> I hope so. The only question is what's the best stuff to
> gather and index for a first pass. For that we need to
> hear from the community, keeping in mind the tradeoff
> between disk space and info desired. Can you all define a
> simple template (or perhaps use one of the IAFA ones)? Is
> the HEAD info enough? Once we know that the rest should be
> fairly easy.
I think the WWW community should have addressed this long ago. This
is the main area in which we are well behind the gopher community.
In my opinion, one of the most important design criteria should be to
eliminate the need for indexers (of whom there will likely be many) to
walk the entire server tree. This can be annoying and it the worst
A second important criterion would be giving the maintainer control
over what is indexed.
I would argue for a very simple document to be provided to indexers
(or created on the fly for them). It should contain the following:
1. A creation date and optional expiration date
2. A list of the titles of all documents on the server paired with
the corresponding URL.
3. An optional short list of keywords relevant to this server.
Perhaps there are other things which would be useful, but it is
primarily the titles one wants to index and it is a good idea to keep
it simple. I think this should be provided with a standard URL for a
document of type text/plain. There is no need to get mired down in
changes/additions to any protocols.
As a server writer I would implement this by having my server create
this document on the fly when it is first requested and then cache
it for later use until it expires. Subsequent requests would get
the cached version until its expiration after which a new version
would be created and cached. The maintainer would set the expiration
period and could mark any part (or all) of his tree as not to be
indexed. The cached file would be extremely useful for features local
to the server also. For example, a search of all titles on the server
or WAIS searches which return a menu of *titles* of hits (this is done
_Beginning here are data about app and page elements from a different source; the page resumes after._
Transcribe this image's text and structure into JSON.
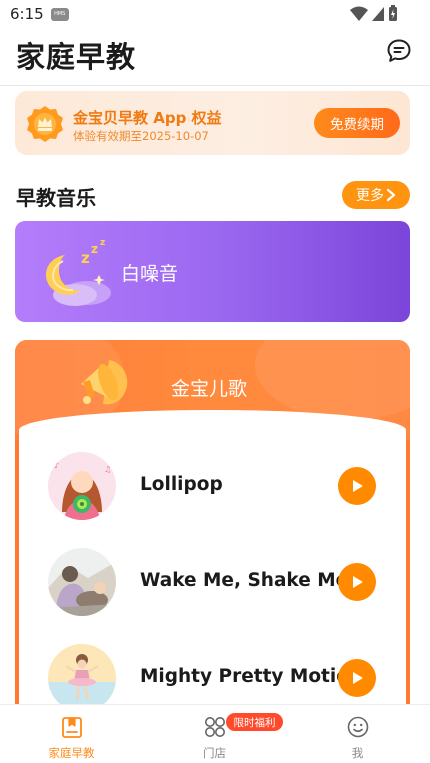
{
  "status_bar": {
    "time": "6:15",
    "hms_label": "HMS"
  },
  "header": {
    "title": "家庭早教",
    "chat_icon": "chat-bubble-icon"
  },
  "vip_banner": {
    "title": "金宝贝早教 App 权益",
    "subtitle": "体验有效期至2025-10-07",
    "renew_label": "免费续期",
    "badge_icon": "crown-badge-icon"
  },
  "music_section": {
    "title": "早教音乐",
    "more_label": "更多"
  },
  "white_noise": {
    "label": "白噪音",
    "icon": "sleeping-moon-icon"
  },
  "kids_songs": {
    "title": "金宝儿歌",
    "icon": "speaker-icon",
    "songs": [
      {
        "name": "Lollipop"
      },
      {
        "name": "Wake Me, Shake Me"
      },
      {
        "name": "Mighty Pretty Motion"
      }
    ]
  },
  "tab_bar": {
    "tabs": [
      {
        "label": "家庭早教",
        "icon": "home-book-icon",
        "active": true
      },
      {
        "label": "门店",
        "icon": "store-grid-icon",
        "active": false
      },
      {
        "label": "我",
        "icon": "smile-face-icon",
        "active": false
      }
    ],
    "promo_badge": "限时福利"
  },
  "colors": {
    "accent_orange": "#ff8a00",
    "vip_text": "#f07a10",
    "purple_card": "#9966ef",
    "song_card": "#ff7a2e",
    "promo_red": "#ff4b2b"
  }
}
now by WWWWais, for example, but it must search each document corresponding
to a hit to extract its title). Of course, other implementations might
work as well.
John Franks Dept of Math. Northwestern University